Sharing a workspace for both class time and homework is not only a strain on a student’s ability to learn and work effectively. It also becomes a strain on our eyes, minds and bodies, as we sit in the same space with the same surroundings and the same screen, often for about eight hours each day. Waking up in your workspace can be more efficient at times, as well as already being at home after school to be able to jump right into homework. However, with hours upon hours of lectures, assignments, tests and projects, all back-to-back and in the same environment, it seems nearly impossible to catch a break. One thing that has been beneficial is teachers’ implementation of mid-class breaks; just being able to have those 5-10 minutes in each class to stretch your legs, step outside, or just get a small hiatus from the seemingly never-ending train of schoolwork is beneficial.
toughest day of the week
With all eight classes in one day, Wednesdays tend to leave students mentally exhausted. The ceaseless amounts of assignments seem almost intolerable at times, and Wednesdays leave almost no room for catching up on or reviewing work. Additionally, the 45-minute classes seem almost counterproductive, as it is simply not enough time to get anything substantial done in an online class due to the time used logging into and out of class, waiting for the entire group, poor connections, and other distractions.. Those 45 minutes for each class can be turned into something much more beneficial to both students and teachers: an asynchronous Wednesday would help immensely when it comes to getting work done and understanding a given topic. And with optional office hours during this time, students would have the option of recieving help from teachers while still getting a small break to breathe and catch up in their subjects.
expectations vs. reality
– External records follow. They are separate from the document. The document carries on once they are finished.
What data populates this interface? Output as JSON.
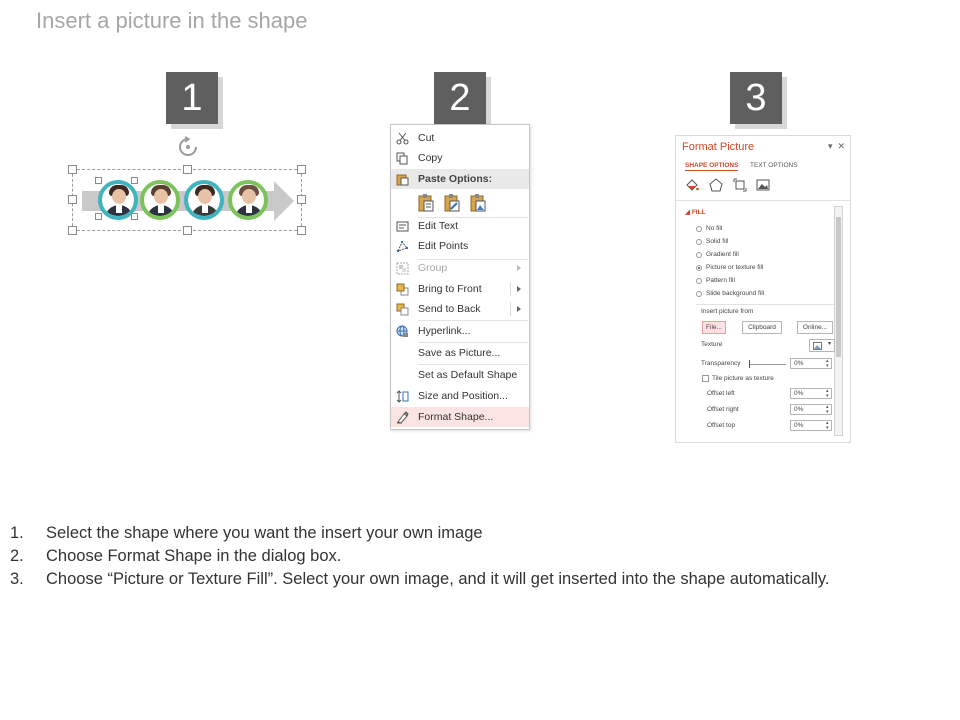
{
  "page": {
    "title": "Insert a picture in the shape"
  },
  "steps": [
    {
      "number": "1"
    },
    {
      "number": "2"
    },
    {
      "number": "3"
    }
  ],
  "panel1": {
    "ring_colors": [
      "#3fb4bf",
      "#7bc35a",
      "#3fb4bf",
      "#7bc35a"
    ],
    "arrow_color": "#c9c9c9"
  },
  "context_menu": {
    "items": [
      {
        "label": "Cut",
        "icon": "scissors-icon",
        "disabled": false
      },
      {
        "label": "Copy",
        "icon": "copy-icon",
        "disabled": false
      },
      {
        "label": "Edit Text",
        "icon": "edit-text-icon",
        "disabled": false
      },
      {
        "label": "Edit Points",
        "icon": "edit-points-icon",
        "disabled": false
      },
      {
        "label": "Group",
        "icon": "group-icon",
        "disabled": true,
        "submenu": true
      },
      {
        "label": "Bring to Front",
        "icon": "bring-to-front-icon",
        "disabled": false,
        "submenu": true
      },
      {
        "label": "Send to Back",
        "icon": "send-to-back-icon",
        "disabled": false,
        "submenu": true
      },
      {
        "label": "Hyperlink...",
        "icon": "hyperlink-icon",
        "disabled": false
      },
      {
        "label": "Save as Picture...",
        "icon": "",
        "disabled": false
      },
      {
        "label": "Set as Default Shape",
        "icon": "",
        "disabled": false
      },
      {
        "label": "Size and Position...",
        "icon": "size-position-icon",
        "disabled": false
      },
      {
        "label": "Format Shape...",
        "icon": "format-shape-icon",
        "disabled": false,
        "highlight": true
      }
    ],
    "paste_options_label": "Paste Options:",
    "paste_option_icons": [
      "paste-keep-source-icon",
      "paste-use-destination-icon",
      "paste-picture-icon"
    ]
  },
  "format_pane": {
    "title": "Format Picture",
    "tabs": {
      "shape_options": "SHAPE OPTIONS",
      "text_options": "TEXT OPTIONS"
    },
    "category_icons": [
      "fill-line-icon",
      "effects-icon",
      "size-properties-icon",
      "picture-icon"
    ],
    "section": "FILL",
    "fill_options": [
      {
        "label": "No fill",
        "selected": false
      },
      {
        "label": "Solid fill",
        "selected": false
      },
      {
        "label": "Gradient fill",
        "selected": false
      },
      {
        "label": "Picture or texture fill",
        "selected": true
      },
      {
        "label": "Pattern fill",
        "selected": false
      },
      {
        "label": "Slide background fill",
        "selected": false
      }
    ],
    "insert_picture_from": "Insert picture from",
    "buttons": {
      "file": "File...",
      "clipboard": "Clipboard",
      "online": "Online..."
    },
    "texture_label": "Texture",
    "transparency_label": "Transparency",
    "transparency_value": "0%",
    "tile_label": "Tile picture as texture",
    "offset_left_label": "Offset left",
    "offset_left_value": "0%",
    "offset_right_label": "Offset right",
    "offset_right_value": "0%",
    "offset_top_label": "Offset top",
    "offset_top_value": "0%",
    "accent_color": "#d24726"
  },
  "instructions": [
    {
      "number": "1.",
      "text": "Select the shape where you want the insert your own image"
    },
    {
      "number": "2.",
      "text": "Choose Format Shape in the dialog box."
    },
    {
      "number": "3.",
      "text": "Choose “Picture or Texture Fill”. Select your own image, and it will get inserted into the shape automatically."
    }
  ]
}
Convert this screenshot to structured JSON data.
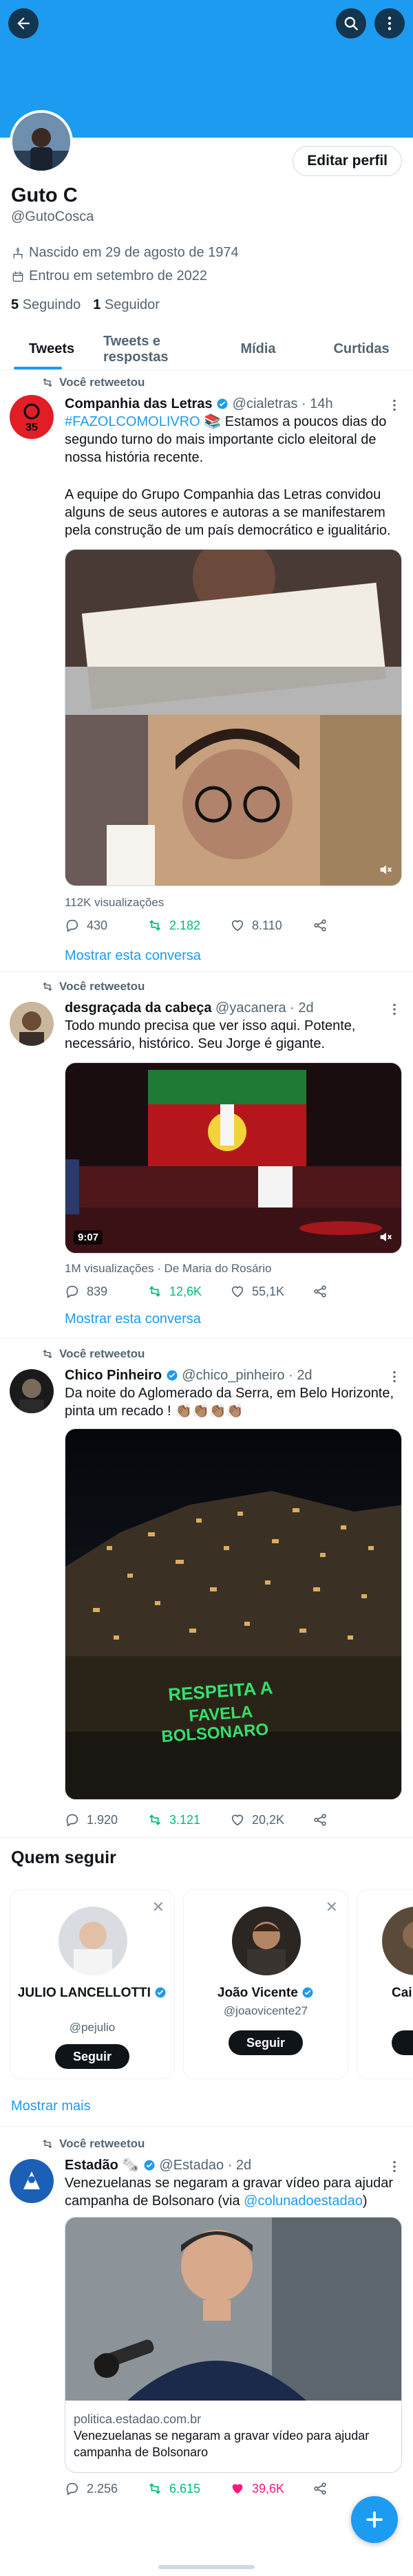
{
  "profile": {
    "name": "Guto C",
    "handle": "@GutoCosca",
    "edit_label": "Editar perfil",
    "born": "Nascido em 29 de agosto de 1974",
    "joined": "Entrou em setembro de 2022",
    "following_count": "5",
    "following_label": "Seguindo",
    "followers_count": "1",
    "followers_label": "Seguidor"
  },
  "tabs": [
    "Tweets",
    "Tweets e respostas",
    "Mídia",
    "Curtidas"
  ],
  "retweet_label": "Você retweetou",
  "tweets": [
    {
      "author": "Companhia das Letras",
      "handle": "@cialetras",
      "time": "14h",
      "hashtag": "#FAZOLCOMOLIVRO",
      "text_after_hashtag": " 📚 Estamos a poucos dias do segundo turno do mais importante ciclo eleitoral de nossa história recente.",
      "text2": "A equipe do Grupo Companhia das Letras convidou alguns de seus autores e autoras a se manifestarem pela construção de um país democrático e igualitário.",
      "views": "112K visualizações",
      "replies": "430",
      "retweets": "2.182",
      "likes": "8.110",
      "show_conversation": "Mostrar esta conversa"
    },
    {
      "author": "desgraçada da cabeça",
      "handle": "@yacanera",
      "time": "2d",
      "text": "Todo mundo precisa que ver isso aqui. Potente, necessário, histórico. Seu Jorge é gigante.",
      "video_time": "9:07",
      "views": "1M visualizações · De Maria do Rosário",
      "replies": "839",
      "retweets": "12,6K",
      "likes": "55,1K",
      "show_conversation": "Mostrar esta conversa"
    },
    {
      "author": "Chico Pinheiro",
      "handle": "@chico_pinheiro",
      "time": "2d",
      "text": "Da noite do Aglomerado da Serra, em Belo Horizonte, pinta um recado ! 👏🏽👏🏽👏🏽👏🏽",
      "image_text": "RESPEITA A FAVELA BOLSONARO",
      "replies": "1.920",
      "retweets": "3.121",
      "likes": "20,2K"
    },
    {
      "author": "Estadão",
      "author_badges": "🗞️",
      "handle": "@Estadao",
      "time": "2d",
      "text": "Venezuelanas se negaram a gravar vídeo para ajudar campanha de Bolsonaro (via ",
      "mention": "@colunadoestadao",
      "text_end": ")",
      "card_domain": "politica.estadao.com.br",
      "card_title": "Venezuelanas se negaram a gravar vídeo para ajudar campanha de Bolsonaro",
      "replies": "2.256",
      "retweets": "6.615",
      "likes": "39,6K"
    }
  ],
  "who_to_follow": {
    "title": "Quem seguir",
    "follow_label": "Seguir",
    "show_more": "Mostrar mais",
    "users": [
      {
        "name": "JULIO LANCELLOTTI",
        "handle": "@pejulio"
      },
      {
        "name": "João Vicente",
        "handle": "@joaovicente27"
      },
      {
        "name": "Cai",
        "handle": ""
      }
    ]
  },
  "colors": {
    "accent": "#1d9bf0",
    "retweet": "#00ba7c",
    "like": "#f91880"
  },
  "icons": [
    "back-arrow-icon",
    "search-icon",
    "more-vertical-icon",
    "calendar-icon",
    "birthday-icon",
    "retweet-icon",
    "reply-icon",
    "like-icon",
    "share-icon",
    "verified-icon",
    "compose-icon"
  ]
}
The toughest part of this adjustment is that with all of this new, uncharted territory, expectations remain similar, if not more demanding, than in-person school. Needless to say, this varies from class to class. Learning math is difficult on its own for many students. Learning math on a computer, with a stylus, with no in-person guidance and much less one-on-one help between students and teachers, is an entirely new level of difficulty. Furthermore, many students have additional responsibilities due to the pandemic (watching younger siblings, taking care of family members, getting a job to help pay rent/bills), and are still expected to execute a heavy workload in each class. Everyone at LHS is adapting to our new normal right now, and to attempt this style of learning while holding the same expectations as before is nearly unattainable.